SOURCE DATA below:

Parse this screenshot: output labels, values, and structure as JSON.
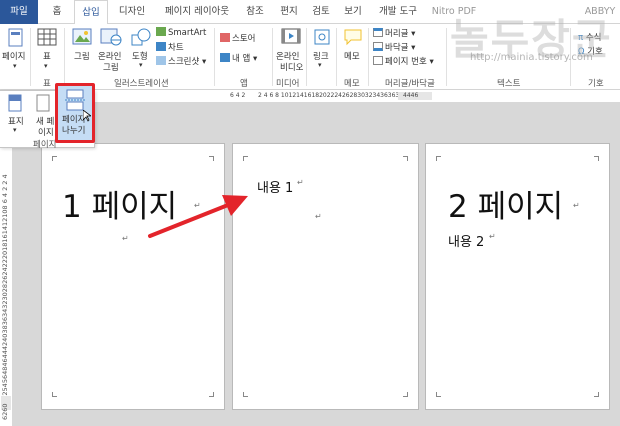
{
  "tabs": [
    "파일",
    "홈",
    "삽입",
    "디자인",
    "페이지 레이아웃",
    "참조",
    "편지",
    "검토",
    "보기",
    "개발 도구",
    "Nitro PDF",
    "ABBYY"
  ],
  "ribbon": {
    "pages_btn": "페이지",
    "table_btn": "표",
    "table_group": "표",
    "picture_btn": "그림",
    "online_picture_btn": "온라인\n그림",
    "online_picture_l1": "온라인",
    "online_picture_l2": "그림",
    "shapes_btn": "도형",
    "smartart": "SmartArt",
    "chart": "차트",
    "screenshot": "스크린샷",
    "illustrations_group": "일러스트레이션",
    "store": "스토어",
    "my_apps": "내 앱",
    "apps_group": "앱",
    "online_video_l1": "온라인",
    "online_video_l2": "비디오",
    "media_group": "미디어",
    "links_btn": "링크",
    "comment_btn": "메모",
    "comment_group": "메모",
    "header": "머리글",
    "footer": "바닥글",
    "page_number": "페이지 번호",
    "header_footer_group": "머리글/바닥글",
    "text_group": "텍스트",
    "equation": "수식",
    "symbol": "기호",
    "symbol_group": "기호"
  },
  "flyout": {
    "cover": "표지",
    "blank_l1": "새 페",
    "blank_l2": "이지",
    "break_l1": "페이지",
    "break_l2": "나누기",
    "group": "페이지"
  },
  "ruler": {
    "top_left": "6 4 2",
    "top_main": "2 4 6 8 10121416182022242628303234363638",
    "top_right": "4446",
    "vertical": "5052545648464442403836343230282624222018161412108 6 4 2   2 4",
    "vertical_bottom": "6260"
  },
  "pages": [
    {
      "big": "1 페이지",
      "mark": "↵"
    },
    {
      "text": "내용 1",
      "mark": "↵"
    },
    {
      "big": "2 페이지",
      "text": "내용 2",
      "mark": "↵"
    }
  ],
  "watermark": {
    "text": "놀두장군",
    "url": "http://mainia.tistory.com"
  },
  "colors": {
    "accent": "#2b579a",
    "highlight": "#e3242b",
    "arrow": "#e3242b"
  }
}
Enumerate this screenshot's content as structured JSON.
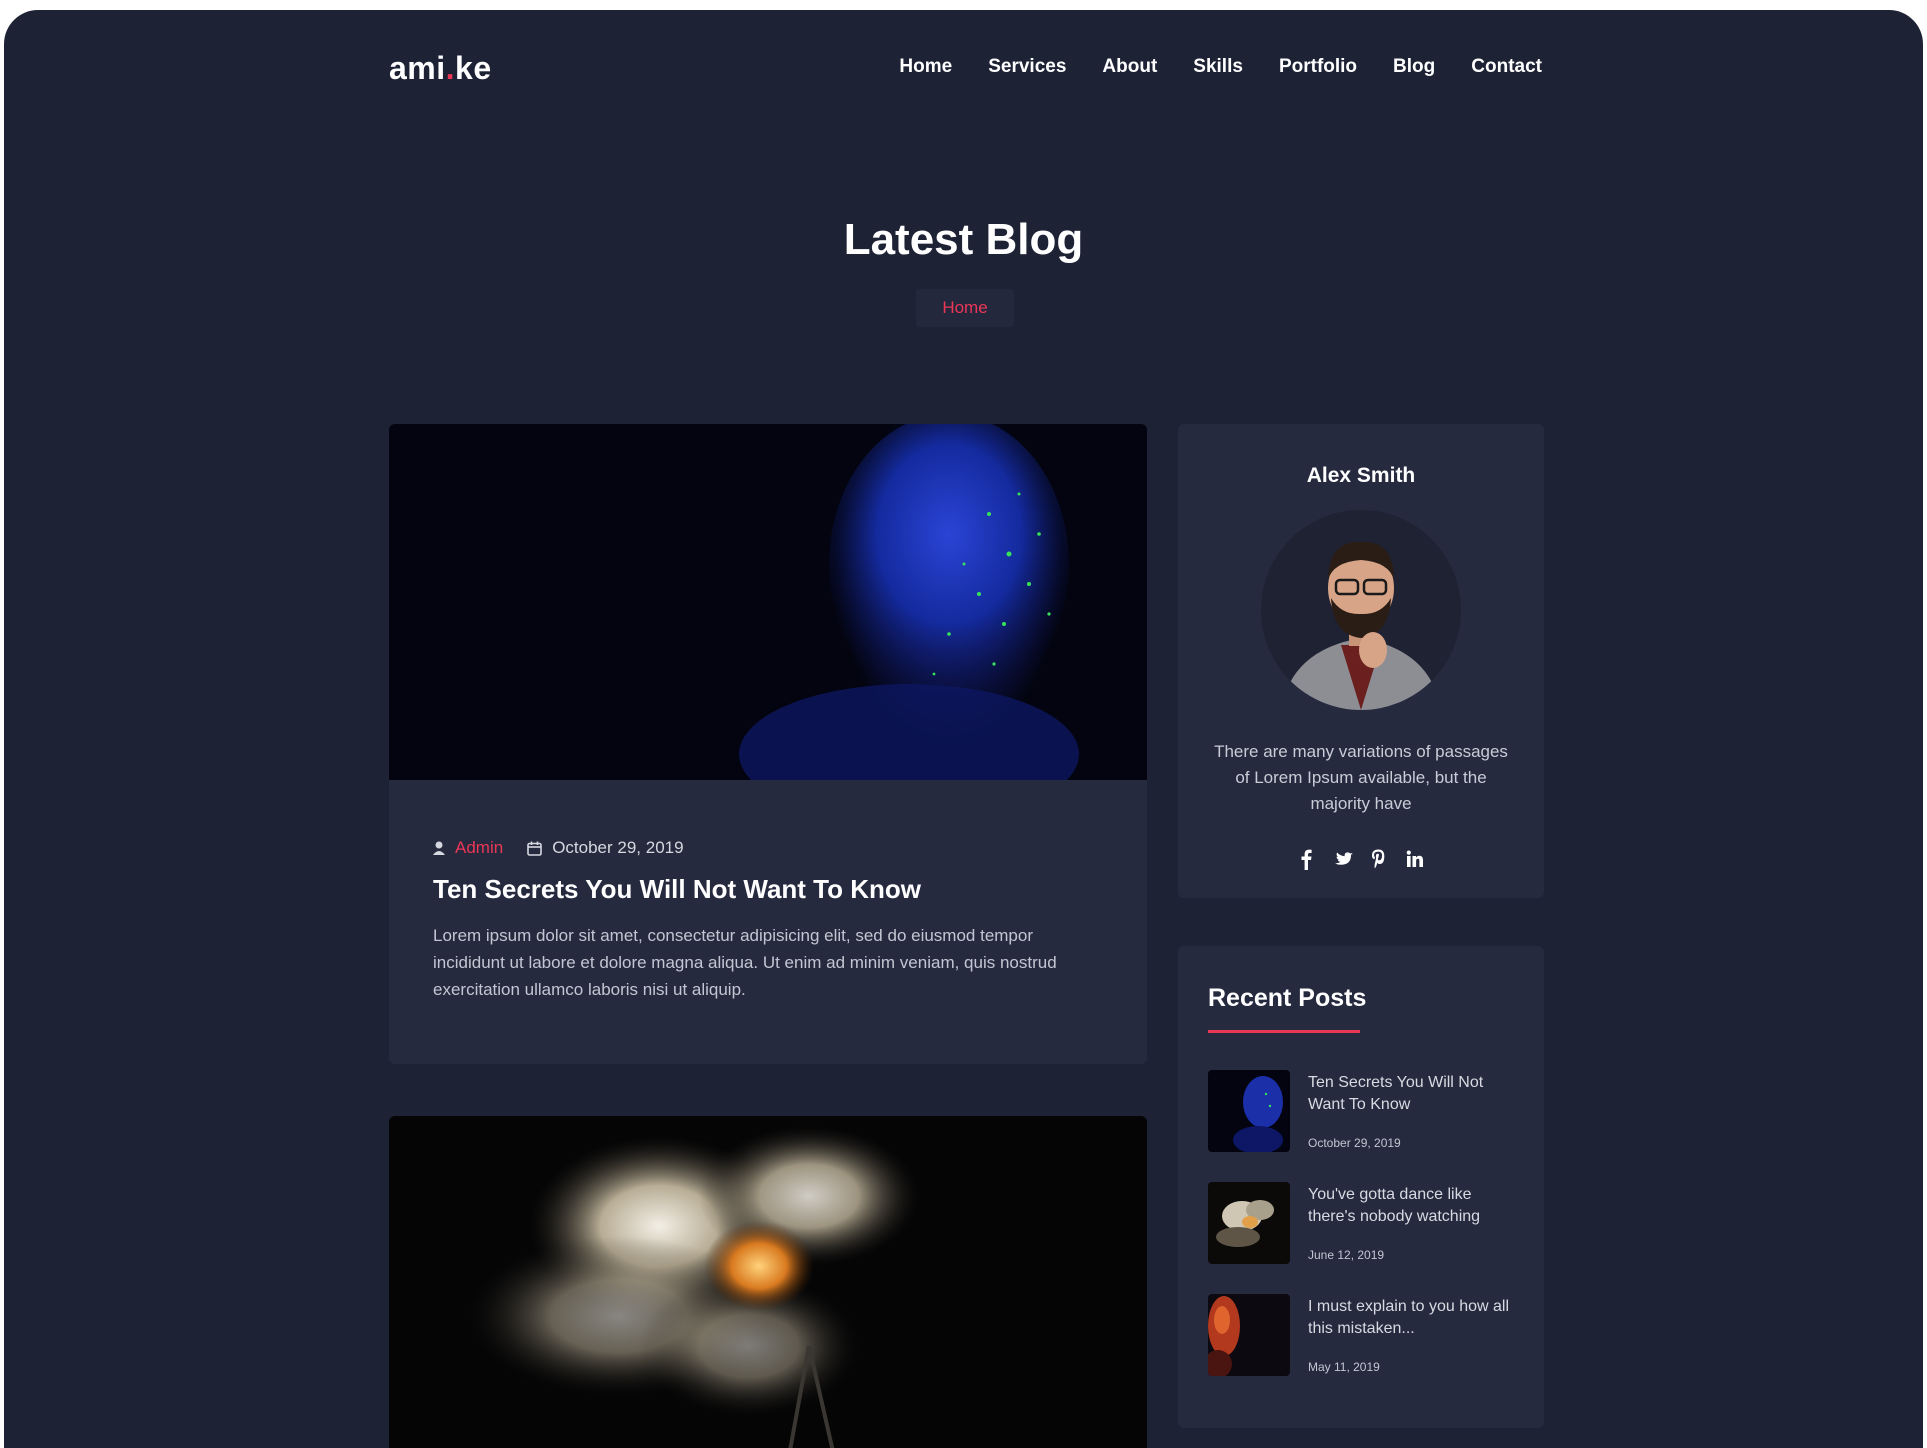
{
  "brand": {
    "name_a": "ami",
    "name_dot": ".",
    "name_b": "ke",
    "accent": "#ec3656",
    "bg": "#1e2235",
    "card": "#262a3f"
  },
  "nav": [
    "Home",
    "Services",
    "About",
    "Skills",
    "Portfolio",
    "Blog",
    "Contact"
  ],
  "hero": {
    "title": "Latest Blog",
    "breadcrumb": "Home"
  },
  "post": {
    "author": "Admin",
    "date": "October 29, 2019",
    "title": "Ten Secrets You Will Not Want To Know",
    "body": "Lorem ipsum dolor sit amet, consectetur adipisicing elit, sed do eiusmod tempor incididunt ut labore et dolore magna aliqua. Ut enim ad minim veniam, quis nostrud exercitation ullamco laboris nisi ut aliquip."
  },
  "profile": {
    "name": "Alex Smith",
    "bio": "There are many variations of passages of Lorem Ipsum available, but the majority have",
    "socials": [
      "facebook-icon",
      "twitter-icon",
      "pinterest-icon",
      "linkedin-icon"
    ]
  },
  "recent": {
    "title": "Recent Posts",
    "items": [
      {
        "title": "Ten Secrets You Will Not Want To Know",
        "date": "October 29, 2019"
      },
      {
        "title": "You've gotta dance like there's nobody watching",
        "date": "June 12, 2019"
      },
      {
        "title": "I must explain to you how all this mistaken...",
        "date": "May 11, 2019"
      }
    ]
  }
}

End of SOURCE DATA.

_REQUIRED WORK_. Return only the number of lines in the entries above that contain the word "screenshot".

_TASK ANSWER_. 3